By Sara Wyant
The number and types of organic operations in California continued to grow in recent years, according to the latest “Statistical Review of California Organic Agriculture, 2013-2016,” from the UC Davis Agricultural Issues Center. The number of organic growers in California jumped from 2,089 in 2013 to 3,108 in 2016.
The top 10 organic commodities in terms of sales value in 2016 were cow milk, strawberries, carrots, wine grapes, table grapes, sweet potatoes, almonds, raspberries, salad mix, and chicken eggs, said, said Houston Wilson, director of the new UC Organic Agriculture Institute. “This report highlights the incredible diversity and abundance of organic crops being grown across so many different geographic regions in the state, which reflects California’s leading role in this production sector,” added Wilson.
“This review is critical to understand the changes in the fast-growing organic agriculture sector in the state where more than 50% of the nation’s organic vegetables and fruits are produced,” said Joji Muramoto, UC Cooperative Extension organic production specialist at UC Santa Cruz and coauthor of the report.

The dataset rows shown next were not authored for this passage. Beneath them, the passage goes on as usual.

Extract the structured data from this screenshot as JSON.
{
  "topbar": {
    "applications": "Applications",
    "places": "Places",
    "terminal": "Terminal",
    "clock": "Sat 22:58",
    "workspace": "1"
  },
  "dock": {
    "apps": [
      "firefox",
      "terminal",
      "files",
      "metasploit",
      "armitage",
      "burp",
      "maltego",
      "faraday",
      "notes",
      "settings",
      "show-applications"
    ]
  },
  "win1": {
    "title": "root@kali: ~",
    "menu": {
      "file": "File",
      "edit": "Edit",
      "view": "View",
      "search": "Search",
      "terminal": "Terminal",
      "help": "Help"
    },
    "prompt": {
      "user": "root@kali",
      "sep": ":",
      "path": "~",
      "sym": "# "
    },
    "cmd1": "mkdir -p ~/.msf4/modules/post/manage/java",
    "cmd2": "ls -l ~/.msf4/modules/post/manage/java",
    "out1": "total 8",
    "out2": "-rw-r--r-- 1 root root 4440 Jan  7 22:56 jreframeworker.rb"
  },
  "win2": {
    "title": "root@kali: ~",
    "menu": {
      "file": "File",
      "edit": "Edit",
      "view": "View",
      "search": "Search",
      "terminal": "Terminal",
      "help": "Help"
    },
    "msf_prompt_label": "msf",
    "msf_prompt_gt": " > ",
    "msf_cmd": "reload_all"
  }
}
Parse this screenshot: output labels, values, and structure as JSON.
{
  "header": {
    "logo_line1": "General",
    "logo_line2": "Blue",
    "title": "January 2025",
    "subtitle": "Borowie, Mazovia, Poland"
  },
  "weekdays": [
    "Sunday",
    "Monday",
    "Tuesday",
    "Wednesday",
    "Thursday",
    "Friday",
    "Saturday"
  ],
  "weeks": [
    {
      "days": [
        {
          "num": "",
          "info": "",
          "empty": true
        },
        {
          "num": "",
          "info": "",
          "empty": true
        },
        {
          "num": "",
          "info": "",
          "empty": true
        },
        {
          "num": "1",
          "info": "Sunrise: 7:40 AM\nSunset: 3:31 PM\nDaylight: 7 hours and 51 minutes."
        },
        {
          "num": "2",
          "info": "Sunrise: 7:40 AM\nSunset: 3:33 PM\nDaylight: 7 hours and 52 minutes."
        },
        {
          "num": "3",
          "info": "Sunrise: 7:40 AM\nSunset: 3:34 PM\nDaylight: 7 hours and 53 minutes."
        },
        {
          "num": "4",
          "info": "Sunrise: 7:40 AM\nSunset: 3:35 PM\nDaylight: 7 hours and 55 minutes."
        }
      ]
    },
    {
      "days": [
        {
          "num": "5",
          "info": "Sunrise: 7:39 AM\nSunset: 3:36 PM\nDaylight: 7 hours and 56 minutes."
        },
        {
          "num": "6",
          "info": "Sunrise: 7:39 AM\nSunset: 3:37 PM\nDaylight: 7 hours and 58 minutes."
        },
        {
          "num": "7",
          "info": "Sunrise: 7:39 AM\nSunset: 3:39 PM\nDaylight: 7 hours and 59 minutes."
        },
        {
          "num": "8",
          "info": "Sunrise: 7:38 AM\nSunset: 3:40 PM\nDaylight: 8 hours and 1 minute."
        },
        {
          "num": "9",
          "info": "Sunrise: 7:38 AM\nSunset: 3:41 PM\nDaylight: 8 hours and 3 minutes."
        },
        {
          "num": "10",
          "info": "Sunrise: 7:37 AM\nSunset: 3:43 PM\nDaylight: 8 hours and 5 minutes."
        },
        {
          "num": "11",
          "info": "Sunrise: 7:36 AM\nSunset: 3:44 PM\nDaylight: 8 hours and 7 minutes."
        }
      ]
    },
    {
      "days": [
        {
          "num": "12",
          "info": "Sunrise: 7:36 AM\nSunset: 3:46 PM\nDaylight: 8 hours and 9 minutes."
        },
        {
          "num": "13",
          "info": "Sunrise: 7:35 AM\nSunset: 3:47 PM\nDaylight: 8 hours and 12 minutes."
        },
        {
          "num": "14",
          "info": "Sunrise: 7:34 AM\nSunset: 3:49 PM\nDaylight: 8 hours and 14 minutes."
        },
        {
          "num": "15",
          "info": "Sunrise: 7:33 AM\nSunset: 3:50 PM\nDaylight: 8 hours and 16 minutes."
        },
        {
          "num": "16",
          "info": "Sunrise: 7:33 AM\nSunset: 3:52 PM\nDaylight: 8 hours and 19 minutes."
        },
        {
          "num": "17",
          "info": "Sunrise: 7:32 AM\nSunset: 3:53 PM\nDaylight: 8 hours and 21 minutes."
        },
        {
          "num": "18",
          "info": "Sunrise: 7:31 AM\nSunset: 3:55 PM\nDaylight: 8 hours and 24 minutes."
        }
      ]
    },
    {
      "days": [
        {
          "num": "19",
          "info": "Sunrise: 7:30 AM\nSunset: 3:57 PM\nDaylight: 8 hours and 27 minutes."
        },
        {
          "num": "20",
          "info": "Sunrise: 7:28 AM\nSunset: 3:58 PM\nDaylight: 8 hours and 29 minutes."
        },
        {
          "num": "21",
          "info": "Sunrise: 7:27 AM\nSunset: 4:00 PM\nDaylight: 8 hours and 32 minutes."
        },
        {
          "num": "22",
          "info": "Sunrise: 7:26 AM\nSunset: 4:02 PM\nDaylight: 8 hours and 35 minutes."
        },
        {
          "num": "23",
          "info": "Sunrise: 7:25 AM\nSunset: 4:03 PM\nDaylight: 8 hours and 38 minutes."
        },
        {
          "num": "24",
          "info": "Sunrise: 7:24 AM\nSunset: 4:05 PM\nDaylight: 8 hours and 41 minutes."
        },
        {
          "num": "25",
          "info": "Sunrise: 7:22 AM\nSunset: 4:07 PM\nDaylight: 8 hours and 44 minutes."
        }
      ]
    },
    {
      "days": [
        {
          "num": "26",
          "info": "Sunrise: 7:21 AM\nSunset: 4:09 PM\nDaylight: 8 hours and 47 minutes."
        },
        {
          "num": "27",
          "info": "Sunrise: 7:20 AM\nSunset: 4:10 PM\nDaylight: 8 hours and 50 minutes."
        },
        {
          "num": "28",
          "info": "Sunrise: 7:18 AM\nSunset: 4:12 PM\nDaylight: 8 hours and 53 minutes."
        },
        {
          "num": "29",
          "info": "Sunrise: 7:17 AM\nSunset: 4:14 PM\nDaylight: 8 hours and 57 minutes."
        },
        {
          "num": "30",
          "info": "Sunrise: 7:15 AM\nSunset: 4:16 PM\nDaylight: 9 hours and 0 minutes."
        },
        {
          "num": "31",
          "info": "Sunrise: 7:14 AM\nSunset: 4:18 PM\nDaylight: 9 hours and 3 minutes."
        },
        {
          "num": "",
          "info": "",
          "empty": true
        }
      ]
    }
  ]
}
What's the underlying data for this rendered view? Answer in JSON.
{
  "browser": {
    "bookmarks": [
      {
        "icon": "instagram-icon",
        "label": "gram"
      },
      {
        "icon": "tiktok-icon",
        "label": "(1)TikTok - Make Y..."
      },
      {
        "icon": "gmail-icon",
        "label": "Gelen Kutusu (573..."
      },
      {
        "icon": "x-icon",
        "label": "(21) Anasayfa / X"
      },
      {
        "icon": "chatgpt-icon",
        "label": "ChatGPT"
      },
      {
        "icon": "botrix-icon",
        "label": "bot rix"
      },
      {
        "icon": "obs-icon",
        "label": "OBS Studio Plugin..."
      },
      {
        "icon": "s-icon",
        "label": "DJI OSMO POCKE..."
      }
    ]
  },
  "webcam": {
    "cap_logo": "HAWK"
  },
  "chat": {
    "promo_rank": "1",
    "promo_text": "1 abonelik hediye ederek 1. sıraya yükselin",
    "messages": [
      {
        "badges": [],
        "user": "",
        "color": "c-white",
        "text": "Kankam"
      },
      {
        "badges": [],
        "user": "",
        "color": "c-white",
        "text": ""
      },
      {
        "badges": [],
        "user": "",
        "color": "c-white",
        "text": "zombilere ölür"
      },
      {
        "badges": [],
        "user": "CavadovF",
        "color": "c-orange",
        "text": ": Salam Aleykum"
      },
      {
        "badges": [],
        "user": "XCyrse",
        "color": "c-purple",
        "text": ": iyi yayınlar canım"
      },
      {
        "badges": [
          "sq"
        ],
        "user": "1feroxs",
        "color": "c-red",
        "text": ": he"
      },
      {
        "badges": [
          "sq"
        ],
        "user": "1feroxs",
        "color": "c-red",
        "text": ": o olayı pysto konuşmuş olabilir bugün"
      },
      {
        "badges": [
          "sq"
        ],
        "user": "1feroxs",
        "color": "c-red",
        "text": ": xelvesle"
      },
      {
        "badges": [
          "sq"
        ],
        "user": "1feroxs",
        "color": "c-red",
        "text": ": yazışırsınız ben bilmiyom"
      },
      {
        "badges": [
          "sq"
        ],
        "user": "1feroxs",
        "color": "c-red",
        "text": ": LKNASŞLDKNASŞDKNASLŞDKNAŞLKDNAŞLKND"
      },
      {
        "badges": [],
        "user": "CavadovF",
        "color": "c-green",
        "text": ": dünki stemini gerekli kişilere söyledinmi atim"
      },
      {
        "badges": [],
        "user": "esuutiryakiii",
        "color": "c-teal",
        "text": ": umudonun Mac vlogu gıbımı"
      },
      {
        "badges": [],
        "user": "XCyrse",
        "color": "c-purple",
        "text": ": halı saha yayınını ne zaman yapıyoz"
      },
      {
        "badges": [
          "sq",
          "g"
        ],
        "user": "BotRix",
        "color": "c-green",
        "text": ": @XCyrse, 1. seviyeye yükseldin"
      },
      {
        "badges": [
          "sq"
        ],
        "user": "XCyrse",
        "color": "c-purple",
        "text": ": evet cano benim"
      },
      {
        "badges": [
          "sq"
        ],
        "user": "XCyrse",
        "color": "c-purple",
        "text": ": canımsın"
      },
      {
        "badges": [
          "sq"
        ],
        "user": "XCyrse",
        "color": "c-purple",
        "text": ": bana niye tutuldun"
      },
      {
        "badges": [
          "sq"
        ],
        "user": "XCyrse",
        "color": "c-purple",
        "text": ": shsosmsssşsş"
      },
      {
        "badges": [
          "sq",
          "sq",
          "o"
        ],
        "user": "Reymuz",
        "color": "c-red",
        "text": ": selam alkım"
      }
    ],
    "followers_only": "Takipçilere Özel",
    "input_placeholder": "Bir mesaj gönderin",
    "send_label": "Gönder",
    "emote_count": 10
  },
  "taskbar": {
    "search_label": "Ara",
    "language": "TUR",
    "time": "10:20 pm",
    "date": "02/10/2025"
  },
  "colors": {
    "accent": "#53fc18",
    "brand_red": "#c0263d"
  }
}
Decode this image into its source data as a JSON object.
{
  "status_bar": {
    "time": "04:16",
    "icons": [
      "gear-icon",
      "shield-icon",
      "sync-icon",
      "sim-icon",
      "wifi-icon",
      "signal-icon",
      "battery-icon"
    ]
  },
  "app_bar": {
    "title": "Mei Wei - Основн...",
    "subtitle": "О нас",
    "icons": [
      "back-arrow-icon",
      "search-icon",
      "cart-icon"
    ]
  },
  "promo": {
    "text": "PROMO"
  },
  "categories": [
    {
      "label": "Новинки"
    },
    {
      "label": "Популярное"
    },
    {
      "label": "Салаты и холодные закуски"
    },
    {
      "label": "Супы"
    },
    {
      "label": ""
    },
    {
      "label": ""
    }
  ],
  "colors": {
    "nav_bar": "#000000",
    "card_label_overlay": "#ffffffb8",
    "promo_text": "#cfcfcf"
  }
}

In 2016, California organic sales were $3.1 billion with an average of $1 million in sales per farm, but revenue varied widely among farms. For example, San Diego County had the most organic growers (313) in 2016, but Kern County’s 47 organic farmers earned the most in total organic sales: $381 million on 49,727 acres, excluding pasture and rangeland, according to Muramoto.